(Data records for software interfaces)
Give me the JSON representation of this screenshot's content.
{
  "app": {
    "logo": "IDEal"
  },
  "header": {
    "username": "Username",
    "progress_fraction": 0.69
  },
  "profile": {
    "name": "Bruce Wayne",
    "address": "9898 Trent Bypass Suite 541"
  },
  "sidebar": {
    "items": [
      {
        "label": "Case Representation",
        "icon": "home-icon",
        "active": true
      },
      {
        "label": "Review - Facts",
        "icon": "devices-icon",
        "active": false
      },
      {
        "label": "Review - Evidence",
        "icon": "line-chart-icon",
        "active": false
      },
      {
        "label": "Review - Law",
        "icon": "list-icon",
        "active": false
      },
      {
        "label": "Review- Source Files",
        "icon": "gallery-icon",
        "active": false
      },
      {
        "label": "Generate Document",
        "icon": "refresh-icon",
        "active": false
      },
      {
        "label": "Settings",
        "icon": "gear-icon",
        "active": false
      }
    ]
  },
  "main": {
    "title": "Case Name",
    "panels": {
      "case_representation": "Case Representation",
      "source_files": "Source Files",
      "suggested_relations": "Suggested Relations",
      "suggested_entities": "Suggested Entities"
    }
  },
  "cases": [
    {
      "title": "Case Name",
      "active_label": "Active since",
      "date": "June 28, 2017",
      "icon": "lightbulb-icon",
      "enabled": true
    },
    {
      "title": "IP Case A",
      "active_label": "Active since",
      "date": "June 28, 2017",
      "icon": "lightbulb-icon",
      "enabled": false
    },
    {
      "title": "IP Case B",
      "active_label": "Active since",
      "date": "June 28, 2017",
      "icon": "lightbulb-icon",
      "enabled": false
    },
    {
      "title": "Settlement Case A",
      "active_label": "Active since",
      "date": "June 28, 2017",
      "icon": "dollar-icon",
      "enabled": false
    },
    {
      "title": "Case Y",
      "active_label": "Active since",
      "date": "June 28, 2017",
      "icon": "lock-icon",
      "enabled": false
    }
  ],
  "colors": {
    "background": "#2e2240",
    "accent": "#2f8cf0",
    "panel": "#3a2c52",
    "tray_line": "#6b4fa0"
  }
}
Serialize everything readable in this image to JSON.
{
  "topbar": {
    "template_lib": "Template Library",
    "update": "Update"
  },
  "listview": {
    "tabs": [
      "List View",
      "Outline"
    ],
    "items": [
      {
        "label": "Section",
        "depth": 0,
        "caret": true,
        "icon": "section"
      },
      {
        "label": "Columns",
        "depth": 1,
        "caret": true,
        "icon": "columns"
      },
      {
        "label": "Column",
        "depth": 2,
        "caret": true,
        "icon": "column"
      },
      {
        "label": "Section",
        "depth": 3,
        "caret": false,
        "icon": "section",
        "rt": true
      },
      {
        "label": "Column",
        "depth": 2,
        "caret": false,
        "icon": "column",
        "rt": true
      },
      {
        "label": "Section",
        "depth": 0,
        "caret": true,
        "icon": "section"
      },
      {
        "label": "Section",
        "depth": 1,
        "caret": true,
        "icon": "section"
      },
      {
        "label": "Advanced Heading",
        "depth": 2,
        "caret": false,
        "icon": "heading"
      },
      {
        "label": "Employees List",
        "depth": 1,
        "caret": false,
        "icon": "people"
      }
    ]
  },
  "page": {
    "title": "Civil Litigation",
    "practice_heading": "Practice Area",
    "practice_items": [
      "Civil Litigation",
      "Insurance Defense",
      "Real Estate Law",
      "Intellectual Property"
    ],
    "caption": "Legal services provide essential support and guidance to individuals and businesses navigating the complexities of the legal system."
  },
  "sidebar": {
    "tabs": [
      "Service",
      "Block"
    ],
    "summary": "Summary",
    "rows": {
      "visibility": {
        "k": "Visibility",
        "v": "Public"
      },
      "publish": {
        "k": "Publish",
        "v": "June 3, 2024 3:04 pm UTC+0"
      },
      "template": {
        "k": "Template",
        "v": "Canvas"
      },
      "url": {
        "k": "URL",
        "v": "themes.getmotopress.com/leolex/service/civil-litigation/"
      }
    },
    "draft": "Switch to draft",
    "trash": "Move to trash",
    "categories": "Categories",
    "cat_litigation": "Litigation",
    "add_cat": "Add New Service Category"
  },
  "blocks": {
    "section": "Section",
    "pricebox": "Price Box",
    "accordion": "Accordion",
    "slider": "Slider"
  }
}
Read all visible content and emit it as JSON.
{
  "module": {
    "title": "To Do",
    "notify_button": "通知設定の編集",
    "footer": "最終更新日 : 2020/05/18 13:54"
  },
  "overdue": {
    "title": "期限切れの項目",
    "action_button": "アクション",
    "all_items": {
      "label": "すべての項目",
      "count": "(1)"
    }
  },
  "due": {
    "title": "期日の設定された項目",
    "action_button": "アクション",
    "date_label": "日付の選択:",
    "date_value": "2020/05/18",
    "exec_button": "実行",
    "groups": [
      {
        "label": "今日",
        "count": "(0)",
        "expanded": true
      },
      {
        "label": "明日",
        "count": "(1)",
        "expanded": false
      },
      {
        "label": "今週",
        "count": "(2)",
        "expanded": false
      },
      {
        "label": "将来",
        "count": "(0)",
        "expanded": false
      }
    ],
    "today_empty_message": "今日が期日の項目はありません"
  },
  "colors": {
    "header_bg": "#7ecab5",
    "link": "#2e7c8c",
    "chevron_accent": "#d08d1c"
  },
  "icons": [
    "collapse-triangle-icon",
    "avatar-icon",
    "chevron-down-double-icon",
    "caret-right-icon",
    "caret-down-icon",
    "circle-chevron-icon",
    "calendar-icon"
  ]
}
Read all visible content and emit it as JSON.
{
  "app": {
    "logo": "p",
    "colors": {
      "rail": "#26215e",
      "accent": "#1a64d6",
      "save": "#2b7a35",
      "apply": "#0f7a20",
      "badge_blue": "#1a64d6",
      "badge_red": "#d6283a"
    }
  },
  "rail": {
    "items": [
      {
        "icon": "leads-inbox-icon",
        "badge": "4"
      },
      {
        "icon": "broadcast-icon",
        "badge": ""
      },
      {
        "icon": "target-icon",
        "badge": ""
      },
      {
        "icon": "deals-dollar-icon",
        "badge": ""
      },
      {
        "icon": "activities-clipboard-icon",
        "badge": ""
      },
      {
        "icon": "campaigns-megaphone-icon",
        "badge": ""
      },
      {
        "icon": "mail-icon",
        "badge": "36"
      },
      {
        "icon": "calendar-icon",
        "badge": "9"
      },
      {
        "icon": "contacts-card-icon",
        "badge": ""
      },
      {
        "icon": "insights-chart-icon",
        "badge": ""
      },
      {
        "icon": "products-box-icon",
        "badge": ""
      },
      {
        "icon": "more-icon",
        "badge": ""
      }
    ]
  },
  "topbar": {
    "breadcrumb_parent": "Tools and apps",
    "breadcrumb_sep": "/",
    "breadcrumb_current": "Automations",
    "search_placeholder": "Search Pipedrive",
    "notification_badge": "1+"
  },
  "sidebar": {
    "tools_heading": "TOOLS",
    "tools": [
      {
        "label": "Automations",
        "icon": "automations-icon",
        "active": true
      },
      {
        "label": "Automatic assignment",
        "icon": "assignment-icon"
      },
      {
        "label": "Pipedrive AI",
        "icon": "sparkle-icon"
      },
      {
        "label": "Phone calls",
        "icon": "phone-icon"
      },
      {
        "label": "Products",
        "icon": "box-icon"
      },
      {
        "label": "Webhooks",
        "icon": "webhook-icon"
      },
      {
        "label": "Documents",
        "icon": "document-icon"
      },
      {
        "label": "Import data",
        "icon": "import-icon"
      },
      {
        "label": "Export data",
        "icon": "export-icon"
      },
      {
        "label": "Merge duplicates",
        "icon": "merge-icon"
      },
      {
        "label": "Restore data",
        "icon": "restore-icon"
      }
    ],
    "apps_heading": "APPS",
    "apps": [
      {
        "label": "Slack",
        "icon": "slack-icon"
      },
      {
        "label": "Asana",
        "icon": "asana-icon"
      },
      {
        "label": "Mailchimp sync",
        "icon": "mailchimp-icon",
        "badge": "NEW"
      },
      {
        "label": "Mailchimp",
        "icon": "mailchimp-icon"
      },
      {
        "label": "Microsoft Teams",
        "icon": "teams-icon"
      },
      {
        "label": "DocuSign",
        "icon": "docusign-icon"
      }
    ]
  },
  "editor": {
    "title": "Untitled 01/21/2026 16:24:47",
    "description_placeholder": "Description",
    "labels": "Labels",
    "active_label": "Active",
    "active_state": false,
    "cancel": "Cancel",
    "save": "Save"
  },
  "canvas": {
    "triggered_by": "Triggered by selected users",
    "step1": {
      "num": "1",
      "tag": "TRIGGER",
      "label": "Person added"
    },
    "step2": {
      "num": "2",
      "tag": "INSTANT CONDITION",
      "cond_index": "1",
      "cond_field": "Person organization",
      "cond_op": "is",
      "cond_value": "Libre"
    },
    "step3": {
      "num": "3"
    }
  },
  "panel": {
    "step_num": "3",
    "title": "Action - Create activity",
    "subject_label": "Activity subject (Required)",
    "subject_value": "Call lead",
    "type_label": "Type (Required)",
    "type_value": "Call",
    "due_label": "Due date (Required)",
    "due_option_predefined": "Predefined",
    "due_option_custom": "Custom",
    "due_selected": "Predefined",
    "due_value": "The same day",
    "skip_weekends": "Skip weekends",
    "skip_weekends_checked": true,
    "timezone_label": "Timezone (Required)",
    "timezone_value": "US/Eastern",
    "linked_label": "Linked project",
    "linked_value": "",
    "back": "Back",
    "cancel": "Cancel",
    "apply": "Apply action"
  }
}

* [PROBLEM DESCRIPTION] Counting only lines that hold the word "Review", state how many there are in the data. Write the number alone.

* [RESPONSE BELOW] 4